Sunday, January 15, 2006

About page, Site design, and Other Stuff (Starting a new blog - Part 3)

[From: Starting a new blog (Part 2)]

After the relatively harder parts of creating my new blog was over and done with, I was able to take my time with Part 3.

In part 2, I mentioned about adding an 'About' page, choosing a template, and some other "behind the scenes" stuff (claiming my blog with Technorati, adding a blogline subscription button etc).

#1 - About page
I asked myself: "When I visit other blogs, what do I want to know about the blogger?"
What I look out for are as follows (and this is just a personal preference):
  • Who's the blogger (I prefer to tell people who I am, rather than remain anonymous)
  • Why did the blogger start the blog?
  • What's the objective of the blog
  • Any other information that they blogger wants the reader to know (e.g. comment/ email policy)
The About page will get indexed and retrieved by searching engines, so I made sure I used relevant key words that best represented my blog. This will help people who share similar interests to find their way to the blog.

I've also added my email and MSN Messenger IDs. So far, I don't have problems with spam. Gmail does a good job of filtering most of them out. I've not had cyberstalkers either.

While some bloggers choose to say little about themselves, my motivation for blogging is to connect with others with similar interests, or with those whom I might strike a rapport with.

In considering what personal information to provide, my rule of thumb is whether the information is already publicly available. Some good tips provided at this PAGI webpage.


#2 - Choosing a blog template
I tried out all the Wordpress templates provided. Discovered that some templates do not show the categories, while for some templates, certain site information (like the name) do not show up fully.

I prefer simple designs. Not too boring but nothing too wild or fancy that might distract readers from the blog content.

As of this post, Wordpress does not allow the blogs to be customised beyond the templates they provide. Which means I won't be able to do things like add my site counter, change the colours , change the stock image.

But looking at it positively, it means I don't have to worry about modifying the templates too much (since the option isn't open) and I can change the look of the blog at will without having to insert all the codes with each change.


#3 - Creating categories, Blogroll, and additional pages
Wordpress blogs allow you to create categories (you can also rename or delete them). It's a nice feature to organise posts for my reference, as well as let others know what topics I tend to blog about. But for Wordpress, do check what template you select, as some template designs do not display the categories and other information. As to the number of categories, I personally limit myself to 8 at most (anything more than that, I find the blog too cluttered).

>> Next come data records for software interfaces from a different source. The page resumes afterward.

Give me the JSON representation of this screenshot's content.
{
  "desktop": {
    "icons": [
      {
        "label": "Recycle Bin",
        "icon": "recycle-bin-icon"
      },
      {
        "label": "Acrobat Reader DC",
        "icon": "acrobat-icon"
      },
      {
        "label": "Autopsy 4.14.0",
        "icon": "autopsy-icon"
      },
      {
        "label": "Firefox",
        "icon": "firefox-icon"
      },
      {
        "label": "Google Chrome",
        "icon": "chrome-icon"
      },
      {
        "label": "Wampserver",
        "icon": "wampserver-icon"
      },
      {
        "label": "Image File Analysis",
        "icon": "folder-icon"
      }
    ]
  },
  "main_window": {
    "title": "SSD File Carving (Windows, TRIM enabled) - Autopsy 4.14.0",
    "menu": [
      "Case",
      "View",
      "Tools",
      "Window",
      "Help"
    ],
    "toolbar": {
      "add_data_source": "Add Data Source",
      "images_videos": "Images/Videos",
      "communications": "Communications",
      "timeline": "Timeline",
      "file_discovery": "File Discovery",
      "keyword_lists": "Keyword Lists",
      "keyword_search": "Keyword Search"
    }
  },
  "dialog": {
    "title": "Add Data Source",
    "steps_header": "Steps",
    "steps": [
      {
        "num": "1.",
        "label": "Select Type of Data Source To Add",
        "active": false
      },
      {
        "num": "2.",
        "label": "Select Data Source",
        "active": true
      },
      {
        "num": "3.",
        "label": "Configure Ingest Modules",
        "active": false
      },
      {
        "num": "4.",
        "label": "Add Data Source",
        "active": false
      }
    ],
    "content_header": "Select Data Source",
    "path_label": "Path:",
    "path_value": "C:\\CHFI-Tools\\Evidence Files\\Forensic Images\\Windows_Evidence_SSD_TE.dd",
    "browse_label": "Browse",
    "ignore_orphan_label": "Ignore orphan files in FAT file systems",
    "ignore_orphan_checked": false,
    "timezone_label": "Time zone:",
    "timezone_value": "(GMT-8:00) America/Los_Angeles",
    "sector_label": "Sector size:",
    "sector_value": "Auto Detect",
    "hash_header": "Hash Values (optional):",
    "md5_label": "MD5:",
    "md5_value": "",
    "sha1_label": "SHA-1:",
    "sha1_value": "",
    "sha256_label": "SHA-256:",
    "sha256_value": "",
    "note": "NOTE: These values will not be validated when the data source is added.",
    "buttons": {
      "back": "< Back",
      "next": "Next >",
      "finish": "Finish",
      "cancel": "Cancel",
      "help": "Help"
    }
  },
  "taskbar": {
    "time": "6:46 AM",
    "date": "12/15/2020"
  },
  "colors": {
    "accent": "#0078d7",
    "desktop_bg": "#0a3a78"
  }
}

I know a few bloggers who have stopped listing a Blogroll (i.e. a list of their favourite blogs/ bloggers). I still put out one for two reasons: (1) It's my own "quick reference" to my favourite sites/ blogs; (2) it's a useful "service" to help connect my readers to other blogs of similar interest or content. Again, I'd limit to less than 10 links in the Blogroll, and provide a link to my Bloglines folder where more links can be found, like this one.

Unlike Blogger, Wordpress allows you to create separate stand-alone pages (which also means it's usually "there", whereas blogposts are archived after a certain time). It's useful if you want to say, list all your favourite links on one single webpage (which means more space than a blog post might provide). In Blogger, the work-around I use is to create a blog post, and then hardcode the permalink to the blog template.


#4 - Other stuff
When I first started my first few blogs more than a year back, I'd try out things like submitting my site to search/ bloggers directories and search engines, claiming my blog with Technorati etc. But nowadays you don't really have to do this, especially when in the case of Wordpress, where you can't customise your blog. In anycase, you might still want to explore services like Feedburner, and try things like creating your Bloglines subscription buttons, like this one: Subscribe with Bloglines

You might also want to sign up to Technorati account and try out some of the features offered, like creating your watchlist and then maybe you'd want to participate in Kevin's TechnoratiTopDog meme.


What's more important is to search and visit other blogs of similar content (in my case, Art Blogs). Leave a comment or two. Join the conversation. It's a way to let people know you're reading their stuff and they might take a look at yours in turn. However, please don't leave blatant "Please visit my site" or "Please Link to Me" comments that, i.e. purely self-serving/ self-advertising comments. It's a sure-fire way to turn people off.